Cummings, a former special adviser to Michael Gove, offers no evidence of his own grasp of the subject. But since his rambling screed cites, among others, the 19th-century German chancellor Bismarck, the American-Israeli psychologist Daniel Kahneman and the 18th-century English statistician Thomas Bayes, I suppose we must take his erudition on all matters for granted.

 

Cash for ash

After the First World War, Winston Churchill observed, “The whole map of Europe has been changed . . . but as the deluge subsides and the waters fall short, we see the dreary steeples of Fermanagh and Tyrone emerging once again.” Now, as we grapple with Brexit, Northern Ireland’s troubles return in the contemporary form of renewable heating subsidies overpaid to businesses and farms, some of them no doubt in Fermanagh and Tyrone, and nearly all (one guesses) to members of the Loyalist community. The subsidies, overseen in an earlier ministerial position by Arlene Foster, the Unionist first minister, have led Sinn Fein’s Martin McGuinness, Foster’s deputy in the power-sharing executive, to resign, threatening the survival of the province’s eternally uneasy peace.

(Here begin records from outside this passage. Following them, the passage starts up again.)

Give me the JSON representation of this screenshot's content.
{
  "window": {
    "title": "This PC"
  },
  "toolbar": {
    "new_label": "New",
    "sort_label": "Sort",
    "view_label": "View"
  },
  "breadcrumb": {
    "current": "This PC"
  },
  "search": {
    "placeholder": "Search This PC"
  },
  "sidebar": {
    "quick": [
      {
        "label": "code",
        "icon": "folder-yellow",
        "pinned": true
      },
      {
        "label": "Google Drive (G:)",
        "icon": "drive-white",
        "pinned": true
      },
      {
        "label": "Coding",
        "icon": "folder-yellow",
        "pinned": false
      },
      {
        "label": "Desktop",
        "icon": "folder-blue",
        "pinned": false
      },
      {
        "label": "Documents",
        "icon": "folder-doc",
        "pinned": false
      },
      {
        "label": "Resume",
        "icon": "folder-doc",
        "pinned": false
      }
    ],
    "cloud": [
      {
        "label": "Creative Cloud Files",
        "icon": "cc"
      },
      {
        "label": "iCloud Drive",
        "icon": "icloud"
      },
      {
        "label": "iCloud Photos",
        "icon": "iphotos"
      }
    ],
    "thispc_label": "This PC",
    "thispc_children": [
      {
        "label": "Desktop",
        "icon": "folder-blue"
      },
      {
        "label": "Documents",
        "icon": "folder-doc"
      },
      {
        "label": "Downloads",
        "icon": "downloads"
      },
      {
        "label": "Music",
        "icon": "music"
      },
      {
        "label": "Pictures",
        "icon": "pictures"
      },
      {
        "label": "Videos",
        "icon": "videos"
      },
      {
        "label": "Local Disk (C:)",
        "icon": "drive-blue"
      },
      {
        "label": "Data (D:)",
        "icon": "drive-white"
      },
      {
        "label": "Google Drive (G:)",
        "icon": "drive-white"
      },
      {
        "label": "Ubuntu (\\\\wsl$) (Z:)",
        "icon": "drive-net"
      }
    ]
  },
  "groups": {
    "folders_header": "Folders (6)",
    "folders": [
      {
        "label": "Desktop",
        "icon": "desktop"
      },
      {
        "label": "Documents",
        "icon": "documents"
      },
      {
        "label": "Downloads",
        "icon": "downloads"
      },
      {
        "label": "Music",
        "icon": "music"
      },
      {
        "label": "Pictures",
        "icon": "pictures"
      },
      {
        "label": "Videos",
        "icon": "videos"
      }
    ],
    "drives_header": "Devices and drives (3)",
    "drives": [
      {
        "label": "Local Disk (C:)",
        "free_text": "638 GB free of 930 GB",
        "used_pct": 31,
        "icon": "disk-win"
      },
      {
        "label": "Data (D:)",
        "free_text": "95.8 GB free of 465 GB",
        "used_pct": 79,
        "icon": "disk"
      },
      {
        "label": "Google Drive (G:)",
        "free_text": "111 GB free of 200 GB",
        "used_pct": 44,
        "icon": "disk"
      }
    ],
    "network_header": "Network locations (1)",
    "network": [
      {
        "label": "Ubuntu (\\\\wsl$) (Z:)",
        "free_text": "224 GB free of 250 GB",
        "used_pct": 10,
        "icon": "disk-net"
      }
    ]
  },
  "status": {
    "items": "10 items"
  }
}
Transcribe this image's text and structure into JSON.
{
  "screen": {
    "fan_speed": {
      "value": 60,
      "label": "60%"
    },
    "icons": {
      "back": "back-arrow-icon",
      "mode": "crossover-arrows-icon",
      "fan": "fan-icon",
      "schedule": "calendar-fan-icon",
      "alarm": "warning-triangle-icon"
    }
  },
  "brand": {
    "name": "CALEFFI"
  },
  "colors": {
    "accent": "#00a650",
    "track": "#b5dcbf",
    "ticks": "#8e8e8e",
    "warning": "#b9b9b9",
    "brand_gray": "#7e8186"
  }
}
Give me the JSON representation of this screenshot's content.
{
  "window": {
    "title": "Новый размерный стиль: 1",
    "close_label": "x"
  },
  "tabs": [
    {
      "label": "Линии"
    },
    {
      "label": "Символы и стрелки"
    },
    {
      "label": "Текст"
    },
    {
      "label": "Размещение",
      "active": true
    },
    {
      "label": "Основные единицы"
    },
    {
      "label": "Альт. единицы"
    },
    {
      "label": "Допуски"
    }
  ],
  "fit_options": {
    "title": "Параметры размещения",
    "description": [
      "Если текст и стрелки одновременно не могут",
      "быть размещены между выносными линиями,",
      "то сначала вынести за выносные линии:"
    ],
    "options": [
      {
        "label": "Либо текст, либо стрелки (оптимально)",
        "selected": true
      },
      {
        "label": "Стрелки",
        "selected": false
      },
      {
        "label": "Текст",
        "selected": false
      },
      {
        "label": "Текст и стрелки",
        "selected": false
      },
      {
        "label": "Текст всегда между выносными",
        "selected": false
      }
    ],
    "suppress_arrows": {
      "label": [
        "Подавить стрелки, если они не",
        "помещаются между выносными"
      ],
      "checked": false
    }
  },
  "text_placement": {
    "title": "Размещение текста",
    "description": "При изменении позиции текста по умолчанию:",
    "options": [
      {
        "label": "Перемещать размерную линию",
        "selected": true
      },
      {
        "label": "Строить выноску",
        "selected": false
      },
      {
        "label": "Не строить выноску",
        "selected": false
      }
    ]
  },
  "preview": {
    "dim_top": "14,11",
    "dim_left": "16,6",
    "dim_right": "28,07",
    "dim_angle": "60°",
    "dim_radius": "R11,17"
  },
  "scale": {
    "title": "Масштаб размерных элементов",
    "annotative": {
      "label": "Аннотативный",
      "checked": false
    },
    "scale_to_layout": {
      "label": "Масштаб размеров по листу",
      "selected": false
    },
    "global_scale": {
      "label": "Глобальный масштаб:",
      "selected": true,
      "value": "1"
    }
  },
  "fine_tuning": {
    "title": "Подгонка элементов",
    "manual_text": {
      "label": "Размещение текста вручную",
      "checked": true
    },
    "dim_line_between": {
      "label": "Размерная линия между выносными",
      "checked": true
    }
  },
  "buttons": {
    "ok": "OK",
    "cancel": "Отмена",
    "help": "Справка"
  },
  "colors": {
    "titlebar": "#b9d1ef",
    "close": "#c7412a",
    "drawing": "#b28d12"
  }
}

McGuinness argues that Foster should stand down pending an inquiry. Perhaps he is right. But whatever Foster did or didn’t do, nobody died. Which is more than can be said of McGuinness’s spell as an IRA commander, into which no inquiry was held.

 

Firm smack of regulation

The trouble with trying to create a sensible system of press regulation, which ministers are still struggling to do, is that somebody must finance it. In my view, neither government nor newspapers can be trusted as paymasters likely to respect the regulator’s independence.

Perhaps some charitable foundation or private individual with no axes to grind could be persuaded to step into the breach. But, no, the only available source of finance is Max Mosley, the ex-head of Formula One motor racing. Through family charities, he bankrolls Impress, the sole regulator recognised under legislation passed after the hacking scandal.

It is hard to imagine a less suitable paymaster. He is the younger son of Sir Oswald Mosley, the British fascist leader in whose Union Movement he was once actively involved. More recently, he sued the now-defunct News of the World for breach of privacy in reporting his involvement in a sadomasochistic sex orgy. Whether he was right or wrong to do so is beside the point. By no stretch of the imagination can he be described as a disinterested party. Following the News of the World case, Mosley tried to persuade the European Court of Human Rights that the law should require newspapers to give advance notification of their intention to expose private matters. The “victims” could then, if so minded, seek pre-publication injunctions.

This form of censorship was denounced by Milton in the 17th century. Mosley has no grasp of the most fundamental principles of press freedom and fair regulation.

 

A poor prognosis

A bad Christmas and New Year for the Wilby family, with all of us suffering colds/chest infections/flu/bronchitis/pneumonia (delete according to dramatic preference). But at least we didn’t have to risk treatment in an NHS hospital, encountering what the British Red Cross rather fancifully calls “a humanitarian crisis”. Of our two nearest hospitals, one is in special measures, while the other didn’t have a single spare bed from Boxing Day to New Year’s Eve.

The Labour Party came to office in 1997 determined that the NHS should provide standards of choice and personal attention as good as in the private sector. Only thus, its leaders reckoned, could middle-class support for the service and willingness to pay the necessary taxes be maintained. The Conservatives’ goal is the opposite: to reduce the NHS to a condition in which the middle classes abandon it, leaving a rump service for the poor. Taxes can then be cut, with the affluent needing the money for private insurance. The Tories are well on the way to success.

 

Peter Wilby was editor of the Independent on Sunday from 1995 to 1996 and of the New Statesman from 1998 to 2005. He writes the weekly First Thoughts column for the NS.

This article first appeared in the 12 January 2017 issue of the New Statesman, Putin's revenge